4) When items are found in gravel bars, they are out of context, and have mostly lost their usefulness to archaeologists. There is probably no harm in collecting them, nor would reporting them help researchers, unless the site where they are weathering out is found.

5) If artifacts are found in situ at a site, like on a river or creek bank, the landowner may want to inform the Archaeological Research department.

6) If human remains are found on private property, the Archaeology Research department would very much like to be notified so the site can be documented and studied. However, private landowners are under no obligation to report these sites, though it could prove to be very helpful to researchers.

Code of Alabama

Below is shown the current (2003) Alabama law relating to artifacts. Check The Code of Alabama 1975 state web site for most current version.

Code of Alabama
Title 41 - State Government
Chapter 3 - Aboriginal Mounds, Earthworks and other Antiquities

Section 41-3-1 Reservation of exclusive right and privilege of state to explore, excavate or survey aboriginal mounds, earthworks, burial sites, etc.; state ownership of objects found or located therein declared.

The State of Alabama reserves to itself the exclusive right and privilege of exploring, excavating or surveying, through its authorized officers, agents or employees, all aboriginal mounds and other antiquities, earthworks, ancient or historical forts and burial sites within the State of Alabama, subject to the rights of the owner of the land upon which such antiquities are situated, for agricultural, domestic or industrial purposes, and the ownership of the state is hereby expressly declared in any and all objects whatsoever which may be found or located therein.

Section 41-3-2 Nonresidents not to explore or excavate remains or carry away, etc., from state objects discovered therein, etc.

No person not a resident of the State of Alabama, either by himself personally or through any agent or employee or anyone else acting for such person, shall explore or excavate any of the remains described in Section 41-3-1 or carry or send away from the state any objects which may be discovered therein or which may be taken therefrom or found in the vicinity thereof.

Section 41-3-3 Explorations or excavations of remains not to be done without consent of owner of land and not to injure crops, houses, etc., thereon.

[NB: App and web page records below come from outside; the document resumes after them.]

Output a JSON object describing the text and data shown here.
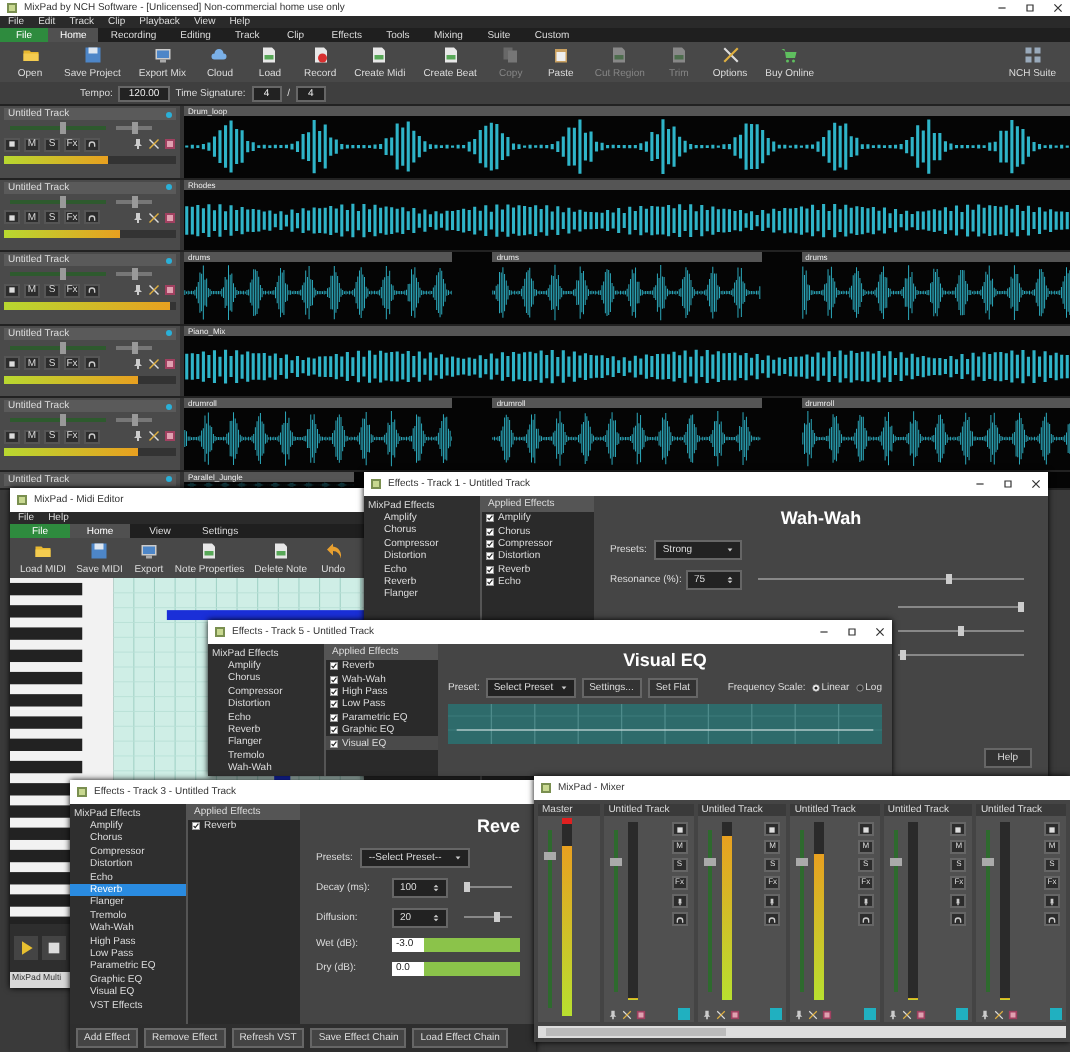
{
  "main_window": {
    "title": "MixPad by NCH Software - [Unlicensed] Non-commercial home use only",
    "menu": [
      "File",
      "Edit",
      "Track",
      "Clip",
      "Playback",
      "View",
      "Help"
    ],
    "ribbon_tabs": [
      {
        "label": "File",
        "kind": "file",
        "selected": false
      },
      {
        "label": "Home",
        "kind": "tab",
        "selected": true
      },
      {
        "label": "Recording",
        "kind": "tab",
        "selected": false
      },
      {
        "label": "Editing",
        "kind": "tab",
        "selected": false
      },
      {
        "label": "Track",
        "kind": "tab",
        "selected": false
      },
      {
        "label": "Clip",
        "kind": "tab",
        "selected": false
      },
      {
        "label": "Effects",
        "kind": "tab",
        "selected": false
      },
      {
        "label": "Tools",
        "kind": "tab",
        "selected": false
      },
      {
        "label": "Mixing",
        "kind": "tab",
        "selected": false
      },
      {
        "label": "Suite",
        "kind": "tab",
        "selected": false
      },
      {
        "label": "Custom",
        "kind": "tab",
        "selected": false
      }
    ],
    "toolbar": [
      {
        "label": "Open",
        "disabled": false
      },
      {
        "label": "Save Project",
        "disabled": false
      },
      {
        "label": "Export Mix",
        "disabled": false
      },
      {
        "label": "Cloud",
        "disabled": false
      },
      {
        "label": "Load",
        "disabled": false
      },
      {
        "label": "Record",
        "disabled": false
      },
      {
        "label": "Create Midi",
        "disabled": false
      },
      {
        "label": "Create Beat",
        "disabled": false
      },
      {
        "label": "Copy",
        "disabled": true
      },
      {
        "label": "Paste",
        "disabled": false
      },
      {
        "label": "Cut Region",
        "disabled": true
      },
      {
        "label": "Trim",
        "disabled": true
      },
      {
        "label": "Options",
        "disabled": false
      },
      {
        "label": "Buy Online",
        "disabled": false
      },
      {
        "label": "NCH Suite",
        "disabled": false
      }
    ],
    "tempo": {
      "label": "Tempo:",
      "value": "120.00"
    },
    "time_signature": {
      "label": "Time Signature:",
      "beats": "4",
      "separator": "/",
      "unit": "4"
    },
    "tracks": [
      {
        "name": "Untitled Track",
        "volume": {
          "level": 0.55
        },
        "pan": {
          "level": 0.5
        },
        "meter": {
          "level": 0.6
        },
        "buttons": [
          "M",
          "S",
          "Fx"
        ],
        "clips": [
          {
            "label": "Drum_loop"
          }
        ]
      },
      {
        "name": "Untitled Track",
        "volume": {
          "level": 0.55
        },
        "pan": {
          "level": 0.5
        },
        "meter": {
          "level": 0.68
        },
        "buttons": [
          "M",
          "S",
          "Fx"
        ],
        "clips": [
          {
            "label": "Rhodes"
          }
        ]
      },
      {
        "name": "Untitled Track",
        "volume": {
          "level": 0.55
        },
        "pan": {
          "level": 0.5
        },
        "meter": {
          "level": 0.96
        },
        "buttons": [
          "M",
          "S",
          "Fx"
        ],
        "clips": [
          {
            "label": "drums"
          },
          {
            "label": "drums"
          },
          {
            "label": "drums"
          }
        ]
      },
      {
        "name": "Untitled Track",
        "volume": {
          "level": 0.55
        },
        "pan": {
          "level": 0.5
        },
        "meter": {
          "level": 0.78
        },
        "buttons": [
          "M",
          "S",
          "Fx"
        ],
        "clips": [
          {
            "label": "Piano_Mix"
          }
        ]
      },
      {
        "name": "Untitled Track",
        "volume": {
          "level": 0.55
        },
        "pan": {
          "level": 0.5
        },
        "meter": {
          "level": 0.78
        },
        "buttons": [
          "M",
          "S",
          "Fx"
        ],
        "clips": [
          {
            "label": "drumroll"
          },
          {
            "label": "drumroll"
          },
          {
            "label": "drumroll"
          }
        ]
      },
      {
        "name": "Untitled Track",
        "clips": [
          {
            "label": "Parallel_Jungle"
          }
        ]
      }
    ]
  },
  "midi_editor": {
    "title": "MixPad - Midi Editor",
    "menu": [
      "File",
      "Help"
    ],
    "tabs": [
      {
        "label": "File",
        "kind": "file",
        "selected": false
      },
      {
        "label": "Home",
        "kind": "tab",
        "selected": true
      },
      {
        "label": "View",
        "kind": "tab",
        "selected": false
      },
      {
        "label": "Settings",
        "kind": "tab",
        "selected": false
      }
    ],
    "toolbar": [
      "Load MIDI",
      "Save MIDI",
      "Export",
      "Note Properties",
      "Delete Note",
      "Undo"
    ],
    "status": "MixPad Multi"
  },
  "effects_windows": [
    {
      "title": "Effects - Track 1 - Untitled Track",
      "window_controls": true,
      "effects_heading": "MixPad Effects",
      "applied_heading": "Applied Effects",
      "effects": [
        {
          "label": "Amplify",
          "selected": false
        },
        {
          "label": "Chorus",
          "selected": false
        },
        {
          "label": "Compressor",
          "selected": false
        },
        {
          "label": "Distortion",
          "selected": false
        },
        {
          "label": "Echo",
          "selected": false
        },
        {
          "label": "Reverb",
          "selected": false
        },
        {
          "label": "Flanger",
          "selected": false
        }
      ],
      "applied": [
        {
          "label": "Amplify",
          "checked": true,
          "selected": false
        },
        {
          "label": "Chorus",
          "checked": true,
          "selected": false
        },
        {
          "label": "Compressor",
          "checked": true,
          "selected": false
        },
        {
          "label": "Distortion",
          "checked": true,
          "selected": false
        },
        {
          "label": "Reverb",
          "checked": true,
          "selected": false
        },
        {
          "label": "Echo",
          "checked": true,
          "selected": false
        }
      ],
      "panel": {
        "kind": "wah",
        "heading": "Wah-Wah",
        "preset": {
          "label": "Presets:",
          "value": "Strong"
        },
        "sliders": [
          {
            "label": "Resonance (%):",
            "value": "75",
            "level": 0.72
          },
          {
            "level": 0.97
          },
          {
            "level": 0.5
          },
          {
            "level": 0.05
          }
        ],
        "help": "Help"
      }
    },
    {
      "title": "Effects - Track 5 - Untitled Track",
      "window_controls": true,
      "effects_heading": "MixPad Effects",
      "applied_heading": "Applied Effects",
      "effects": [
        {
          "label": "Amplify",
          "selected": false
        },
        {
          "label": "Chorus",
          "selected": false
        },
        {
          "label": "Compressor",
          "selected": false
        },
        {
          "label": "Distortion",
          "selected": false
        },
        {
          "label": "Echo",
          "selected": false
        },
        {
          "label": "Reverb",
          "selected": false
        },
        {
          "label": "Flanger",
          "selected": false
        },
        {
          "label": "Tremolo",
          "selected": false
        },
        {
          "label": "Wah-Wah",
          "selected": false
        }
      ],
      "applied": [
        {
          "label": "Reverb",
          "checked": true,
          "selected": false
        },
        {
          "label": "Wah-Wah",
          "checked": true,
          "selected": false
        },
        {
          "label": "High Pass",
          "checked": true,
          "selected": false
        },
        {
          "label": "Low Pass",
          "checked": true,
          "selected": false
        },
        {
          "label": "Parametric EQ",
          "checked": true,
          "selected": false
        },
        {
          "label": "Graphic EQ",
          "checked": true,
          "selected": false
        },
        {
          "label": "Visual EQ",
          "checked": true,
          "selected": true
        }
      ],
      "panel": {
        "kind": "eq",
        "heading": "Visual EQ",
        "preset": {
          "label": "Preset:",
          "value": "Select Preset"
        },
        "buttons": [
          "Settings...",
          "Set Flat"
        ],
        "scale": {
          "label": "Frequency Scale:",
          "options": [
            {
              "label": "Linear",
              "selected": true
            },
            {
              "label": "Log",
              "selected": false
            }
          ]
        }
      }
    },
    {
      "title": "Effects - Track 3 - Untitled Track",
      "window_controls": false,
      "effects_heading": "MixPad Effects",
      "applied_heading": "Applied Effects",
      "effects": [
        {
          "label": "Amplify",
          "selected": false
        },
        {
          "label": "Chorus",
          "selected": false
        },
        {
          "label": "Compressor",
          "selected": false
        },
        {
          "label": "Distortion",
          "selected": false
        },
        {
          "label": "Echo",
          "selected": false
        },
        {
          "label": "Reverb",
          "selected": true
        },
        {
          "label": "Flanger",
          "selected": false
        },
        {
          "label": "Tremolo",
          "selected": false
        },
        {
          "label": "Wah-Wah",
          "selected": false
        },
        {
          "label": "High Pass",
          "selected": false
        },
        {
          "label": "Low Pass",
          "selected": false
        },
        {
          "label": "Parametric EQ",
          "selected": false
        },
        {
          "label": "Graphic EQ",
          "selected": false
        },
        {
          "label": "Visual EQ",
          "selected": false
        },
        {
          "label": "VST Effects",
          "selected": false
        }
      ],
      "applied": [
        {
          "label": "Reverb",
          "checked": true,
          "selected": false
        }
      ],
      "panel": {
        "kind": "reverb",
        "heading": "Reve",
        "preset": {
          "label": "Presets:",
          "value": "--Select Preset--"
        },
        "sliders": [
          {
            "label": "Decay (ms):",
            "value": "100",
            "level": 0.05
          },
          {
            "label": "Diffusion:",
            "value": "20",
            "level": 0.7
          }
        ],
        "bars": [
          {
            "label": "Wet (dB):",
            "value": "-3.0",
            "level": 1
          },
          {
            "label": "Dry (dB):",
            "value": "0.0",
            "level": 1
          }
        ]
      },
      "buttons": [
        "Add Effect",
        "Remove Effect",
        "Refresh VST",
        "Save Effect Chain",
        "Load Effect Chain"
      ]
    }
  ],
  "mixer": {
    "title": "MixPad - Mixer",
    "channels": [
      {
        "name": "Master",
        "kind": "master",
        "fader": {
          "level": 0.85
        },
        "meter": {
          "level": 0.88
        }
      },
      {
        "name": "Untitled Track",
        "kind": "track",
        "fader": {
          "level": 0.8
        },
        "meter": {
          "level": 0
        },
        "buttons": [
          "M",
          "S",
          "Fx"
        ]
      },
      {
        "name": "Untitled Track",
        "kind": "track",
        "fader": {
          "level": 0.8
        },
        "meter": {
          "level": 0.92
        },
        "buttons": [
          "M",
          "S",
          "Fx"
        ]
      },
      {
        "name": "Untitled Track",
        "kind": "track",
        "fader": {
          "level": 0.8
        },
        "meter": {
          "level": 0.82
        },
        "buttons": [
          "M",
          "S",
          "Fx"
        ]
      },
      {
        "name": "Untitled Track",
        "kind": "track",
        "fader": {
          "level": 0.8
        },
        "meter": {
          "level": 0
        },
        "buttons": [
          "M",
          "S",
          "Fx"
        ]
      },
      {
        "name": "Untitled Track",
        "kind": "track",
        "fader": {
          "level": 0.8
        },
        "meter": {
          "level": 0
        },
        "buttons": [
          "M",
          "S",
          "Fx"
        ]
      }
    ]
  }
}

No explorations or excavations shall be made in any of such remains without the consent of the owner of the land first had and obtained and unless such work is done in such way as not to injure any crops, houses or improvements on the land adjacent to or forming a part of such remains.

Section 41-3-4 Explorations or excavations not to destroy, deface, etc., remains; restoration of remains after explorations or excavations.

No explorations or excavations shall be made which will destroy, deface or permanently injure such remains; and, after any such explorations or excavations, they shall be restored to the same or like condition as before such explorations or excavations were made.

Section 41-3-5 Disposition of objects taken from remains.

No objects taken from such remains shall be sold or disposed of out of the state, but when removed therefrom the objects so gathered shall be retained in state custody and either placed in the collection of the Department of Archives and History or in the museums or in the libraries of the educational or other institutions of the state or they may be exchanged for similar or other objects from other states, museums, libraries or individuals.

Section 41-3-6 Exploration or excavation of aboriginal mounds, earthworks, etc., contrary to law.

Any person who shall explore or excavate any of the aboriginal mounds, earthworks or other antiquities of this state contrary to the laws of this state shall be guilty of a misdemeanor and, upon conviction, shall be fined not more than $1,000.00 for each offense.

Federal Laws

The Archaeological Resources Protection Act of 1979 (also known as 16 U.S.C. 470) was enacted to protect archaeological resources on public (Federal) lands and Indian lands, such as reservations and National Forests.